─── The data ───
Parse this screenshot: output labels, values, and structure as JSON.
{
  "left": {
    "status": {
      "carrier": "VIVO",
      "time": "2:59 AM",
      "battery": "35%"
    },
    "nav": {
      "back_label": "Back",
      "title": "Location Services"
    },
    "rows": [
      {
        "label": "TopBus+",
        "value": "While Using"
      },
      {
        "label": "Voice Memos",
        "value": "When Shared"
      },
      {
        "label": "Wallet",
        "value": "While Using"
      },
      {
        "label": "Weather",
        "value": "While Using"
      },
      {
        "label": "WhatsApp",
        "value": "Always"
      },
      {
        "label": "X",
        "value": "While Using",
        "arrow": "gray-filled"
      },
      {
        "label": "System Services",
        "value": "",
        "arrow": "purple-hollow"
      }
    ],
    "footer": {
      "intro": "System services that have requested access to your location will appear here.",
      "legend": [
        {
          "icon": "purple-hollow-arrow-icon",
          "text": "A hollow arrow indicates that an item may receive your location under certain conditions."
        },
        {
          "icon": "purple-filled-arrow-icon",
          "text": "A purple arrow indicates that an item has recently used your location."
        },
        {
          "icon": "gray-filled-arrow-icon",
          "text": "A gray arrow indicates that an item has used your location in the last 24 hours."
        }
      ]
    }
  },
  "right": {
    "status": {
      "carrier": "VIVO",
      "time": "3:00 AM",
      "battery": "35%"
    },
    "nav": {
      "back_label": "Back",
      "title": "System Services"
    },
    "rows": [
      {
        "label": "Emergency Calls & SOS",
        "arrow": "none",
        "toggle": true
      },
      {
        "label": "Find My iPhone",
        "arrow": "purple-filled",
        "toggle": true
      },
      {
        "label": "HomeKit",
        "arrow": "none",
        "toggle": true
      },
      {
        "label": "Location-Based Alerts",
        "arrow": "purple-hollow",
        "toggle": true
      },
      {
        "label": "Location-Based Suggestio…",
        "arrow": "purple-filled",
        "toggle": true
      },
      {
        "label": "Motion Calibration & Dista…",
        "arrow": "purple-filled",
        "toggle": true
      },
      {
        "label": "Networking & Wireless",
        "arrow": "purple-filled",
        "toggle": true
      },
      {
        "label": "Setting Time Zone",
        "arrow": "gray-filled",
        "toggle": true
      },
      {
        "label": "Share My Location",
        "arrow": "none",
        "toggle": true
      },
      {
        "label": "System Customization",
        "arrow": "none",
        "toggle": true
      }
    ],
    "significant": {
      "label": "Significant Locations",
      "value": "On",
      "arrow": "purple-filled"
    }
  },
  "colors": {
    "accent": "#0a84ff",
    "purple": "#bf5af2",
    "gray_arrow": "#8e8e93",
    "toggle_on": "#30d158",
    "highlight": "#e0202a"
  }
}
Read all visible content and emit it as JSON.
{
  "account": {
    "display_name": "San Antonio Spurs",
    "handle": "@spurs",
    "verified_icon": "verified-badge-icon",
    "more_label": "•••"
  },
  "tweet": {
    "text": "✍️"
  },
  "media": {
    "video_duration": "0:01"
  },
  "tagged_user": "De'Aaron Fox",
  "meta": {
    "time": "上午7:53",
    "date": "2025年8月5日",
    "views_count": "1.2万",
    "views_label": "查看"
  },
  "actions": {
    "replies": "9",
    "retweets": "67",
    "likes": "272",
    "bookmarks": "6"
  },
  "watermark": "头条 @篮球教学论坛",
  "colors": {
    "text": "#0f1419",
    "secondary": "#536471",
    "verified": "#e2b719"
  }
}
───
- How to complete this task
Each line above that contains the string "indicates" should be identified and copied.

- Exercise response
          "text": "A hollow arrow indicates that an item may receive your location under certain conditions."
          "text": "A purple arrow indicates that an item has recently used your location."
          "text": "A gray arrow indicates that an item has used your location in the last 24 hours."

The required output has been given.